▶ Task statement: Copy the entries without a single change. Pictures should be dropped.

▶ The records:
____________
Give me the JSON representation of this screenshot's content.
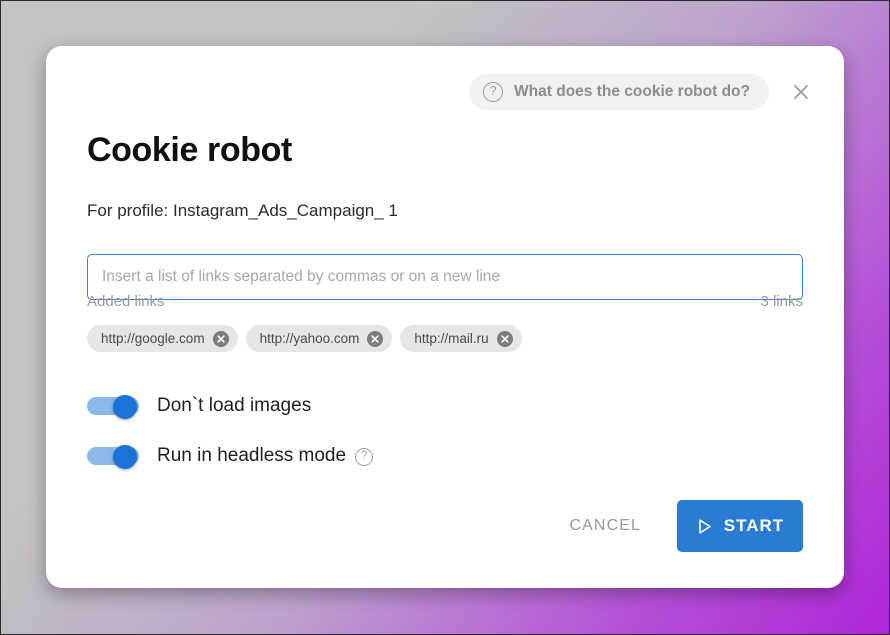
{
  "dialog": {
    "title": "Cookie robot",
    "profile_line": "For profile: Instagram_Ads_Campaign_ 1",
    "help_pill_label": "What does the cookie robot do?",
    "help_icon": "question-circle-icon",
    "close_icon": "close-icon"
  },
  "input": {
    "placeholder": "Insert a list of links separated by commas or on a new line",
    "value": "",
    "border_color": "#3b82d6"
  },
  "links": {
    "label": "Added links",
    "count_label": "3 links",
    "items": [
      {
        "url": "http://google.com",
        "remove_icon": "close-circle-icon"
      },
      {
        "url": "http://yahoo.com",
        "remove_icon": "close-circle-icon"
      },
      {
        "url": "http://mail.ru",
        "remove_icon": "close-circle-icon"
      }
    ]
  },
  "toggles": [
    {
      "label": "Don`t load images",
      "checked": true,
      "has_help": false
    },
    {
      "label": "Run in headless mode",
      "checked": true,
      "has_help": true,
      "help_icon": "question-circle-icon"
    }
  ],
  "footer": {
    "cancel_label": "CANCEL",
    "start_label": "START",
    "start_icon": "play-icon",
    "start_color": "#2a7bd4"
  },
  "theme": {
    "accent": "#1a73d6",
    "toggle_track": "#8db9e8",
    "chip_bg": "#e6e6e6",
    "muted_text": "#9a9a9a",
    "background_from": "#c3c3c3",
    "background_to": "#ae25d6"
  }
}
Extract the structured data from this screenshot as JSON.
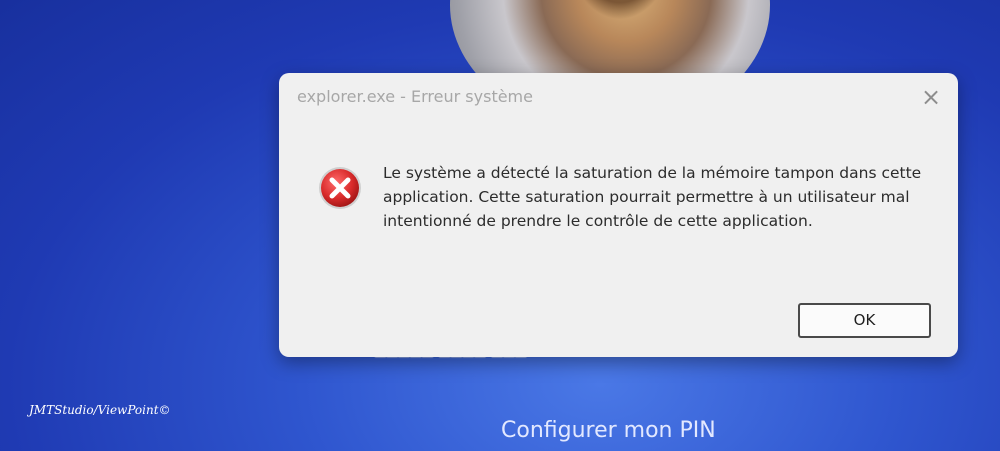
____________
▶ Solution to this problem:
Give me the JSON representation of this screenshot's content.
{
  "dialog": {
    "title": "Cookie robot",
    "profile_line": "For profile: Instagram_Ads_Campaign_ 1",
    "help_pill_label": "What does the cookie robot do?",
    "help_icon": "question-circle-icon",
    "close_icon": "close-icon"
  },
  "input": {
    "placeholder": "Insert a list of links separated by commas or on a new line",
    "value": "",
    "border_color": "#3b82d6"
  },
  "links": {
    "label": "Added links",
    "count_label": "3 links",
    "items": [
      {
        "url": "http://google.com",
        "remove_icon": "close-circle-icon"
      },
      {
        "url": "http://yahoo.com",
        "remove_icon": "close-circle-icon"
      },
      {
        "url": "http://mail.ru",
        "remove_icon": "close-circle-icon"
      }
    ]
  },
  "toggles": [
    {
      "label": "Don`t load images",
      "checked": true,
      "has_help": false
    },
    {
      "label": "Run in headless mode",
      "checked": true,
      "has_help": true,
      "help_icon": "question-circle-icon"
    }
  ],
  "footer": {
    "cancel_label": "CANCEL",
    "start_label": "START",
    "start_icon": "play-icon",
    "start_color": "#2a7bd4"
  },
  "theme": {
    "accent": "#1a73d6",
    "toggle_track": "#8db9e8",
    "chip_bg": "#e6e6e6",
    "muted_text": "#9a9a9a",
    "background_from": "#c3c3c3",
    "background_to": "#ae25d6"
  }
}
Extract the structured data from this screenshot as JSON.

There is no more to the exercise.